By Jane Williams
A black computer monitor conjures simultaneous feelings of confusion and panic within most computer users, especially if the computer issues the normal sounds of a working machine. Nonworking monitors on seemingly working systems generally stop displaying images for a number of reasons, most of which are fairly easy to troubleshoot. Move in a logical manner to eliminate the simplest reasons for the black screen, starting with the monitor's various connections to the power source and computer itself.
Many easily fixed factors can cause a dark monitor, such as loose connections in various cords and circuit boards. Check the monitor's adapter plug to make sure it is securely fastened to the back of the monitor and plugged into the outlet or surge protector, allowing the device to receive the proper flow of electricity. Verify that the video cable connections are tight and secure, in both the monitor and the back of your computer. Ensure the graphics card is seated snugly in the motherboard, with all the necessary wires and cables connected properly and securely.
Faulty Video Card
The video card inside your computer's tower allows the translation of electronic data into visual images. If this card fails, through damage or manufacturer defect, your screen will go black. Try a different monitor on your computer and watch for a display. If the second monitor shows nothing, your video card may be at fault and will need to be replaced. If the new monitor does show a normal display, you know your first monitor has failed.
In some instances, your video card is fine, but the large circuit board it's attached to isn't. All the components within your computer's case connect to the motherboard, a large circuit board that allows the various pieces of hardware to communicate and interact properly. If the motherboard suffers a short circuit, from a spill or electrical surge, it may malfunction and be unable to read and use the various cards and components attached. Examine your motherboard for signs of damage, such as burn marks from a short circuit or warped areas. Try a different video card in the motherboard and see if your monitor's image returns. If not, you may have suffered motherboard failure, which requires replacement of the entire board.

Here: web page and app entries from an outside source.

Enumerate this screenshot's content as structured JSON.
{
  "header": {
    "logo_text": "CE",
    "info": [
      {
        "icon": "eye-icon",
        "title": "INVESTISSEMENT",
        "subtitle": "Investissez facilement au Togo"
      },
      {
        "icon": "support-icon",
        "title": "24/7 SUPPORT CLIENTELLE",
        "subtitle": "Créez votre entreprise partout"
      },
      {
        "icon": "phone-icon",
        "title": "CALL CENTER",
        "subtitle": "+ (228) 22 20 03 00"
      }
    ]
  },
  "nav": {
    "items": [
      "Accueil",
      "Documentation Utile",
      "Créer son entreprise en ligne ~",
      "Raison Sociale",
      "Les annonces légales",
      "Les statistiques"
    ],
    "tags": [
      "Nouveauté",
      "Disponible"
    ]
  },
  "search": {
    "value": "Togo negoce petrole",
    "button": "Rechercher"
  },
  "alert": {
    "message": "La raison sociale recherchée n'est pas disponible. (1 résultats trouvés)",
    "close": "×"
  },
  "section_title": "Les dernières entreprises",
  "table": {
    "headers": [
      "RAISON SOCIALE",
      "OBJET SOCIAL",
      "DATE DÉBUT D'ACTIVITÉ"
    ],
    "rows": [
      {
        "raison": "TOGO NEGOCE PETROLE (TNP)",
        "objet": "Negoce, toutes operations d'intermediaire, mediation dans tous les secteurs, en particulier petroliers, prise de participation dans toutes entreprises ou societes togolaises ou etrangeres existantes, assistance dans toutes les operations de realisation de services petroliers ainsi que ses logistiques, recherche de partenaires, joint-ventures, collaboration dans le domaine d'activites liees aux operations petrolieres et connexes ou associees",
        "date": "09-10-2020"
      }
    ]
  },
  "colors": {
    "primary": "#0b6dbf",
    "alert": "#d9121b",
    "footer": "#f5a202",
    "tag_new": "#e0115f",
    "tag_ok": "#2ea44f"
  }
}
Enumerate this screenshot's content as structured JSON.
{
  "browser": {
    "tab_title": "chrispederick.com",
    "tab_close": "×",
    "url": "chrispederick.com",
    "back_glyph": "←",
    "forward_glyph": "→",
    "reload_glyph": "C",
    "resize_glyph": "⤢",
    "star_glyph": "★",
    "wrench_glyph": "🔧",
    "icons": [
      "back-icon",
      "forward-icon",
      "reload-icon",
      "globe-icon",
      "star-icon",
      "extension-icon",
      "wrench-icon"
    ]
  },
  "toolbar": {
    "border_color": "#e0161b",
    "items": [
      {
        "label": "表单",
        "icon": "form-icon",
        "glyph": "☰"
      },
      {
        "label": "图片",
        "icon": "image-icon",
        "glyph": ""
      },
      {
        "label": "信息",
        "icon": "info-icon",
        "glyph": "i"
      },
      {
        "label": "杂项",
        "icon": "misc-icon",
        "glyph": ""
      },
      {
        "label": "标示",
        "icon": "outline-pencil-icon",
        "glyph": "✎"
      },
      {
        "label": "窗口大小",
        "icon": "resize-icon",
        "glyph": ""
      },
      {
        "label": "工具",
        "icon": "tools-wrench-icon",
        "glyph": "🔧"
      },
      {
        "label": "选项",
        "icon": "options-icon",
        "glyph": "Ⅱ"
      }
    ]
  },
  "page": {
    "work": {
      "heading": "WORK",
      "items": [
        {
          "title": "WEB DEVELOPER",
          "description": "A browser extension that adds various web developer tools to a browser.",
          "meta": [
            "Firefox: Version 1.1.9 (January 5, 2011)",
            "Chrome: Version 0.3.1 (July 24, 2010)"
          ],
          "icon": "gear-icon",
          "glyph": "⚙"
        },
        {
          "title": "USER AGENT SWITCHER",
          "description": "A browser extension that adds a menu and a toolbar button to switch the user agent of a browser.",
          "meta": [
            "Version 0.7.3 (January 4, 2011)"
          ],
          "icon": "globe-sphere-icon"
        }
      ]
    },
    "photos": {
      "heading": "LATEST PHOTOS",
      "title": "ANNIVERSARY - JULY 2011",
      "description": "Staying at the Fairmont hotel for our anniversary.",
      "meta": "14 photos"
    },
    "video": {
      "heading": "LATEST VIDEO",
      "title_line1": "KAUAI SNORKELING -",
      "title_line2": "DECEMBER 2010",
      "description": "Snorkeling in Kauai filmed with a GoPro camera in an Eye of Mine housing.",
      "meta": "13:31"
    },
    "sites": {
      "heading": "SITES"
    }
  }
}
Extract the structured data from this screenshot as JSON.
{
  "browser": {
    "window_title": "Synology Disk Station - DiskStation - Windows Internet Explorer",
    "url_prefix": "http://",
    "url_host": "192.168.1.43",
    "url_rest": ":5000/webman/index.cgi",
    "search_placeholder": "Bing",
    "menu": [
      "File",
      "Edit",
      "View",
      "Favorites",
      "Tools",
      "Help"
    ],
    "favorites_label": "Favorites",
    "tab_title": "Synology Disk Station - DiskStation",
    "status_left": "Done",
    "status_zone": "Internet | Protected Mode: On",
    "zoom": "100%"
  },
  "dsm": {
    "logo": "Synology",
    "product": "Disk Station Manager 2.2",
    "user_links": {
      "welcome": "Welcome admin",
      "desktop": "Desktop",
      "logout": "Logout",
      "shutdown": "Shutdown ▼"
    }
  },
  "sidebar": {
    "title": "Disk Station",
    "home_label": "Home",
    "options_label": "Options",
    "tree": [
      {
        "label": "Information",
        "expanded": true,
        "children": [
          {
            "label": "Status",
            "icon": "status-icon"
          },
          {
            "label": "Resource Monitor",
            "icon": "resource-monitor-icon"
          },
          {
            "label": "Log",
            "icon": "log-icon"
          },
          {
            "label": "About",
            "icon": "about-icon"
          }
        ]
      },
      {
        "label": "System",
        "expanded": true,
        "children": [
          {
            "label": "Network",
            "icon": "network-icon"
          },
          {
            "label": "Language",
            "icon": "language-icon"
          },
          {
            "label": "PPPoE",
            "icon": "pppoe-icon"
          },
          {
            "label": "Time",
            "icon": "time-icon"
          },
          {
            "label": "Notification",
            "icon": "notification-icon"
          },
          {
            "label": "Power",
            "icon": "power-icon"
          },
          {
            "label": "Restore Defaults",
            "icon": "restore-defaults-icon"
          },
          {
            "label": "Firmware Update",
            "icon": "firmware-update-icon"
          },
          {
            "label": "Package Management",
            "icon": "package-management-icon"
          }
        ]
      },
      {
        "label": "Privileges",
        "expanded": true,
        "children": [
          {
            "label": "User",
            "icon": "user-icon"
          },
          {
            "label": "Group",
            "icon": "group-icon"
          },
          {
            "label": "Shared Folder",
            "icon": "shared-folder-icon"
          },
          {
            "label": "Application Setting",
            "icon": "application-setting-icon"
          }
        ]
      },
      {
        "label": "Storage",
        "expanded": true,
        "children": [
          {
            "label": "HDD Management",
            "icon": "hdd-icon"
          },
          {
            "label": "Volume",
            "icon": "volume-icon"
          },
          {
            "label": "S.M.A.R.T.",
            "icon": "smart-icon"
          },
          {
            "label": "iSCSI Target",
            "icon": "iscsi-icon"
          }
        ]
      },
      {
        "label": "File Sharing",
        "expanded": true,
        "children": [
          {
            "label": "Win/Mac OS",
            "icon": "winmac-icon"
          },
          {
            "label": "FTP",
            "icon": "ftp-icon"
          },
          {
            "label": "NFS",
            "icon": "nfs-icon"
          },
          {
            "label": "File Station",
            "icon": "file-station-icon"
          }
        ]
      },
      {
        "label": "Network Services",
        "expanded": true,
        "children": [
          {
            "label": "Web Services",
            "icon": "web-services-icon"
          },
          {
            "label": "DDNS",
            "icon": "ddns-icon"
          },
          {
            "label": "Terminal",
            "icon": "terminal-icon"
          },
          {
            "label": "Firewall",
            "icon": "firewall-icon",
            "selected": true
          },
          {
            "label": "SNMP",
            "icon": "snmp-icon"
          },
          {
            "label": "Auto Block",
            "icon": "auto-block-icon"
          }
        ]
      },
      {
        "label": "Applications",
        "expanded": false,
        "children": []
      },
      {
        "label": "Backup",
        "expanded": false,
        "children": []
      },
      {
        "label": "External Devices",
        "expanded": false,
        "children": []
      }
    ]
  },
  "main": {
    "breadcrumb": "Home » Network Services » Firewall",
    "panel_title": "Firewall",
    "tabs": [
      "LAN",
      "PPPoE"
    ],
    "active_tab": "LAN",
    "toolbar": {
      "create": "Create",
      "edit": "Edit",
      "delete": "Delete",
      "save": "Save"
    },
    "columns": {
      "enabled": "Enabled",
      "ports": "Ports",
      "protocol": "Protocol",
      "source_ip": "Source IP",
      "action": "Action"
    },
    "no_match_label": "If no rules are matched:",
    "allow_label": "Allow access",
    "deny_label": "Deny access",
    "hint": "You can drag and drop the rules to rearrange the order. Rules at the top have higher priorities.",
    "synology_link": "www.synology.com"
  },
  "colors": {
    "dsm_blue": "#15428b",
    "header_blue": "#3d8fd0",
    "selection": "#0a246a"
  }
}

Sometimes a dark monitor occurs simply because the device itself has reached the end of its life span. Electronics inside the monitor can fail, or environmental factors such as high levels of humidity may introduce moisture inside the unit, causing a short circuit. Connect your monitor to a different computer to see if it will work. If not, the monitor itself is faulty and requires replacement. If the monitor does display an image, then you can continue troubleshooting to narrow down the true culprit and correct the problem.
Jane Williams began her writing career in 2000 as the writer and editor of a nationwide marketing company. Her articles have appeared on various websites. Williams briefly attended college for a degree in administration before embarking on her writing career.